(PRWEB) June 26, 2007
Canterbury Investment Management (http://www.canterburygroup.com) presents its June Tip Sheet, a monthly resource for journalists covering boomers, lifestyle, finances, & retirement.
Think You Are Too Old To Be A Baby Boomer--Or Too Young Not To Be--Think Again:
The traditional definition of a baby boomer is anyone born between 1946 and 1964. That’s the view of the U.S. Census Bureau. But in the stock market, a boom refers to a span of time between the bottom and top of a market. A boom is a period of explosive growth. We’ve examined twentieth century population growth, and it shows three distinct population surges starting in 1937 and peaking in 1957.
Why is this important to you? A small percentage of early innovators, born during the first population surge, is leading the way to a new vision for our future life. These are the same people who created the counter cultural revolution of the 60's. Learn how they are going to change everything again. Call or write us, we can connect you with the CEO of Canterbury Investment Management, Tomas Hardin.
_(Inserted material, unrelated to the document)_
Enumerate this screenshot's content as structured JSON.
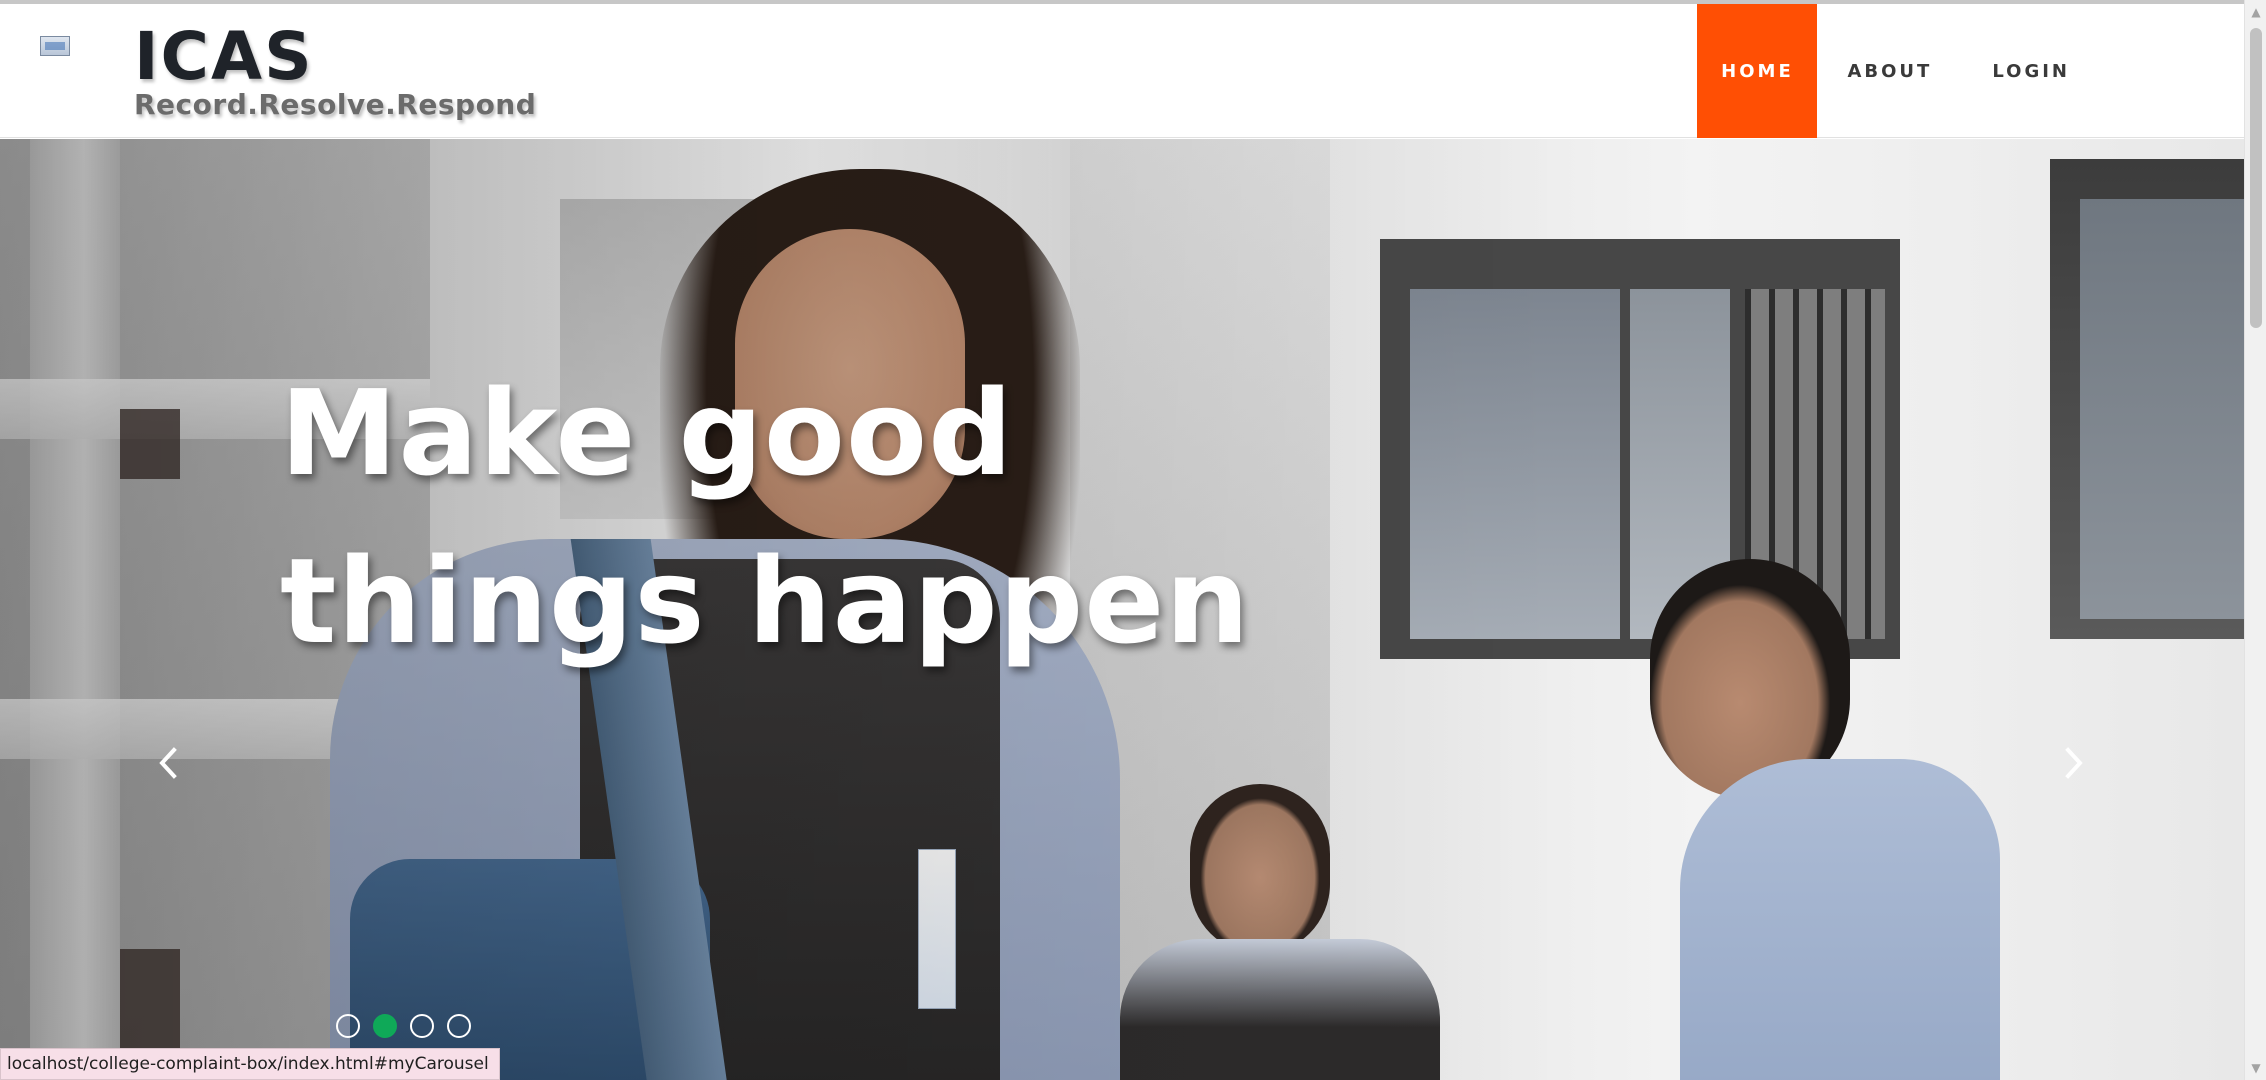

He can give you more information and put the new definition of baby boomer into perspective for your next story.
Building a Fortune of Experiences Instead of Building a Fortune:
If you are like many people, when you think of retirement, you think of a specific amount of money you want to have in your accounts. You may think that when you hit that number, combined with your age…your work days are over. It’s not what is happening. More baby boomers are finding the magic number isn’t so magic and financial freedom doesn’t mean the same thing to them as it did to their parents. This trend is real, and so are the ways in which contemporary portfolio managers are helping clients re-think their financial and life goals. We can relay experiences in working with this new wave of clients. Your readers or audience will respond to this insight.
Advice for the Private Investor: Don’t Confuse Companies With Stocks:
For years, portfolio managers have used what is called fundamental analysis—the study of companies—to pick stocks. This type of stock picking examines the company, its competition, its management, the product the company produces, financial statements, and other yardsticks. It is based on the search for a company’s stock that is mispriced “the undiscovered gem”.
There is a better way: technical analysis, which examines the supply and demand or accumulation and distribution of securities. Technical analysis is more about examining trends –trends generated by market activity. Make sure you are buying a good company, but don’t confuse it with the stock. Companies and stocks are entirely different things. Canterbury can explain further and give you good examples for you and your editor.
Canterbury Investment Management is an independently owned, fee only, Registered Investment Advisor listed with the Securities and Exchange Commission. Thomas Hardin, CMT, CFP is Managing Director and Chief Investment Officer. You can learn more at: http://www.canterburygroup.com.
For additional information, or to schedule an interview, or for comment and analysis of what’s happening in the market and what is happening with people who are interested in wealth management, contact:
8425 Woodfield Crossing Blvd
Indianapolis, Indiana 46240
317-281-0028 ( M)
clydelee @ leewilliscommunications.com